Problem to work on -> Look through the data for the string "admin". Copy every line where it is found.

Data to use ->
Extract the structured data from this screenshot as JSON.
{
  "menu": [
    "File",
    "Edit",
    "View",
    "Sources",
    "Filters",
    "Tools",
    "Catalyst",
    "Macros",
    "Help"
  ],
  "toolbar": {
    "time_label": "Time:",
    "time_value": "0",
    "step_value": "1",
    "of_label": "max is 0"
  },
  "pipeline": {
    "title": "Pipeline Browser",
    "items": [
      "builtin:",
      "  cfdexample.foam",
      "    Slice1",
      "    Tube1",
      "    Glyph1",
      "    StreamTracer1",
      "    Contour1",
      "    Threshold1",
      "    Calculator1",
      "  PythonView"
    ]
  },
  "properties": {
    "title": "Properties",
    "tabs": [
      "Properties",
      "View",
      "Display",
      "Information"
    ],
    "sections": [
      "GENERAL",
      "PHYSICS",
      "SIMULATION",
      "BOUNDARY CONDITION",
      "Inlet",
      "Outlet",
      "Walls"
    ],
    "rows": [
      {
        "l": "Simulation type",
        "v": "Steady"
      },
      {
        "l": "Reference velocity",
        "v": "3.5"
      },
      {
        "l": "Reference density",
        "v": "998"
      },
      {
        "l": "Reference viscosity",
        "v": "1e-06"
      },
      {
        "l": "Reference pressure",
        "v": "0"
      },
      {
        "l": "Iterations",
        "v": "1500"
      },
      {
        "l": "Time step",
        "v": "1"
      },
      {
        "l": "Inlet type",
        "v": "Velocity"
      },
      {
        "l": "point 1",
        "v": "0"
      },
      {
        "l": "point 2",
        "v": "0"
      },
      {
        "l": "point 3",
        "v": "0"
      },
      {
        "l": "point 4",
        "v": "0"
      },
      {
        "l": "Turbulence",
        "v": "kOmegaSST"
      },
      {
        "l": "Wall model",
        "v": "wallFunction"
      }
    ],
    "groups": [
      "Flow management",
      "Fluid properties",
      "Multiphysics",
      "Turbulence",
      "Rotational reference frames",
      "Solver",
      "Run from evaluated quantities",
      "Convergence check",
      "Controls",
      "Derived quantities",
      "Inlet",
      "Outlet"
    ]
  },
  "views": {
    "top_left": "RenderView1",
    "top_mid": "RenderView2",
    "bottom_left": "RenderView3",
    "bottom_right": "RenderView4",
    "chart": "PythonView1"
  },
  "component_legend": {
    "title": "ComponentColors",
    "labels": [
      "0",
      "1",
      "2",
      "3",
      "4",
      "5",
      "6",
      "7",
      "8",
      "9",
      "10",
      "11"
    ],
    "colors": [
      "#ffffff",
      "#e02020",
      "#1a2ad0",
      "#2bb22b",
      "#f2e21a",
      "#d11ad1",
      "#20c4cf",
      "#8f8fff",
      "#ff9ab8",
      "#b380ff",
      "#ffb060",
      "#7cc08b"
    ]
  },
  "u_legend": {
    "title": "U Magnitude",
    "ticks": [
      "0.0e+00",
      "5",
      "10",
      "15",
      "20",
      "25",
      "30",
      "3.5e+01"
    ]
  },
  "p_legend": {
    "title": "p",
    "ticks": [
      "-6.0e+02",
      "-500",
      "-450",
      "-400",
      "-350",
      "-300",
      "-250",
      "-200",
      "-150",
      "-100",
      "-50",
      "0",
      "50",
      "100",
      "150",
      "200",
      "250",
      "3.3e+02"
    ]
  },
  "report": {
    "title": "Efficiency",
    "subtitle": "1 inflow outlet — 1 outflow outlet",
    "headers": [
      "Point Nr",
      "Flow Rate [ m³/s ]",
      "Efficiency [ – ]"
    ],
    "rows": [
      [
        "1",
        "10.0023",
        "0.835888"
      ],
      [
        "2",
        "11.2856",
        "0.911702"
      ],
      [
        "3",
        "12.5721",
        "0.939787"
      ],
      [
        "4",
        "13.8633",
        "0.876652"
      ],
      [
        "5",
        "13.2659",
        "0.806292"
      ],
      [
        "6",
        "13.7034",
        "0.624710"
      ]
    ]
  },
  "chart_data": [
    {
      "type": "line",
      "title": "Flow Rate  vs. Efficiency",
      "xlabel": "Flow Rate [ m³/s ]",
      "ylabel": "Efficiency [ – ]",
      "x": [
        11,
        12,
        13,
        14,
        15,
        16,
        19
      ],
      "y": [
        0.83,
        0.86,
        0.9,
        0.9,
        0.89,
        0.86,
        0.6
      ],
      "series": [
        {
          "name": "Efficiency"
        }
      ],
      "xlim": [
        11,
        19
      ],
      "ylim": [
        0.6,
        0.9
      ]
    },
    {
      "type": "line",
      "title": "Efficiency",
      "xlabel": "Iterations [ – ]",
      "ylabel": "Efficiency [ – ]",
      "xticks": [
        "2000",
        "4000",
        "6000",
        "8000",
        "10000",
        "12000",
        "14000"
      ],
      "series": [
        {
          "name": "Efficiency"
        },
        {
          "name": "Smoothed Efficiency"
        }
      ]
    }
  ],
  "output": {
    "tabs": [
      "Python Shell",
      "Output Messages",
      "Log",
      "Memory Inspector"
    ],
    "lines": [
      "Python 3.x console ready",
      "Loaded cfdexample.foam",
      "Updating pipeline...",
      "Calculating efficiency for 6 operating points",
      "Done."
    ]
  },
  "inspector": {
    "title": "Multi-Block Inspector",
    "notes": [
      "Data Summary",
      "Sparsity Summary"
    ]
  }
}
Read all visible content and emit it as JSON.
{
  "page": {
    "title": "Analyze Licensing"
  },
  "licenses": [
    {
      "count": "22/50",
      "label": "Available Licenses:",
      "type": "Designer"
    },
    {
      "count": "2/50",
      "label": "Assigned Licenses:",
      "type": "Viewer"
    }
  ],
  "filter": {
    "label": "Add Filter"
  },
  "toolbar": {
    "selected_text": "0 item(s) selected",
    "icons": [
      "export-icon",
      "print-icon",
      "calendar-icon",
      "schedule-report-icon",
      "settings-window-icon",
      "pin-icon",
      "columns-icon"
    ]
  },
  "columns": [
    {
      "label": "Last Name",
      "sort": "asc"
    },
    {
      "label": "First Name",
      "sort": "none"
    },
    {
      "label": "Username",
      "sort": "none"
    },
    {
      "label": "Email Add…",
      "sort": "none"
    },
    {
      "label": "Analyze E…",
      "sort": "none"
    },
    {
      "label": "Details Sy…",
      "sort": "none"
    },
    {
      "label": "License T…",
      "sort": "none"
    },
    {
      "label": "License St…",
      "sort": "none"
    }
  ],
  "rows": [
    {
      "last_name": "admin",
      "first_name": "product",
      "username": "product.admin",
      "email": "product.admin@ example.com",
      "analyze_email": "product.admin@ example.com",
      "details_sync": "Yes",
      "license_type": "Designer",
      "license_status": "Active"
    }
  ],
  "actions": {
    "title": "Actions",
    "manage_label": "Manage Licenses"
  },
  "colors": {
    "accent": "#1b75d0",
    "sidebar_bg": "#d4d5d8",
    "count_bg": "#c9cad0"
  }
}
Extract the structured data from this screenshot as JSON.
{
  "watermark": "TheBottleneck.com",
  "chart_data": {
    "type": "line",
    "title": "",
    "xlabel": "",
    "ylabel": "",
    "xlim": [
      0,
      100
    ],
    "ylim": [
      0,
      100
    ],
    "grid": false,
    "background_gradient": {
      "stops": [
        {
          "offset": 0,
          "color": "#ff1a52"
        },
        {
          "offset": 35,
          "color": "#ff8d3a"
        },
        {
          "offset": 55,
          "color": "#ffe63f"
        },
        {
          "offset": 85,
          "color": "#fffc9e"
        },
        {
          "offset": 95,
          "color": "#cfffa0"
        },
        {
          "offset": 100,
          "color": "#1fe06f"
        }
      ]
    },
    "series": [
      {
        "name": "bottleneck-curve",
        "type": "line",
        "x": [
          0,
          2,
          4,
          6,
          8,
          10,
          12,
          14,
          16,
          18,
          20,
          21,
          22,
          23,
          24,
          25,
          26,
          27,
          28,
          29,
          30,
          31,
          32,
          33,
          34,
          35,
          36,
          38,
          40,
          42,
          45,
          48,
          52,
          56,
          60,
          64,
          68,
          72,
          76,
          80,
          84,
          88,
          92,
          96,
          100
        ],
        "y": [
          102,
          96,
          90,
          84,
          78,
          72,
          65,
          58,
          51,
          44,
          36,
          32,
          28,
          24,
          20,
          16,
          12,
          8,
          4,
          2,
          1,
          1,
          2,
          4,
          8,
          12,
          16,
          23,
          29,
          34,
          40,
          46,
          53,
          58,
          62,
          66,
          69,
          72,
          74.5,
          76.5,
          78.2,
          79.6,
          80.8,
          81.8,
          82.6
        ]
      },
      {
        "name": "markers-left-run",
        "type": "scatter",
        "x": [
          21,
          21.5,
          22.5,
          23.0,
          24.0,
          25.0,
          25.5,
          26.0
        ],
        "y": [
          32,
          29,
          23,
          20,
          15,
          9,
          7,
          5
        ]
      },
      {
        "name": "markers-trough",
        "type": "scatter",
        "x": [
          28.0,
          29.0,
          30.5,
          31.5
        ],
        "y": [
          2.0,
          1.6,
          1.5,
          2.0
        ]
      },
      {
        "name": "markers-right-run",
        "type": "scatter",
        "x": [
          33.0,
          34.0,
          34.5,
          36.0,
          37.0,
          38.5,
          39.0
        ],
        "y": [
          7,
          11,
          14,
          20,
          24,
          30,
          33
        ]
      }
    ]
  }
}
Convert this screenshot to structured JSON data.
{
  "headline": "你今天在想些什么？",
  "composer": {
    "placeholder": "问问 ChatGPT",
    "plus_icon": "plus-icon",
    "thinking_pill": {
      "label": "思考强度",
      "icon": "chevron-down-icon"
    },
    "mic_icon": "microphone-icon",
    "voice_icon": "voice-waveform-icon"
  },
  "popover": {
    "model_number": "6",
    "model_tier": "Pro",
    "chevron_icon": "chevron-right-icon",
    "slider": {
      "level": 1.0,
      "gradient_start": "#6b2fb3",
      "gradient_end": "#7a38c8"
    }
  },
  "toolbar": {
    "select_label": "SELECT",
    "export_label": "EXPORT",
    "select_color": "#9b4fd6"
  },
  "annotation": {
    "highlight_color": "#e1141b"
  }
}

Expected answer ->
      "last_name": "admin",
      "username": "product.admin",
      "email": "product.admin@ example.com",
      "analyze_email": "product.admin@ example.com",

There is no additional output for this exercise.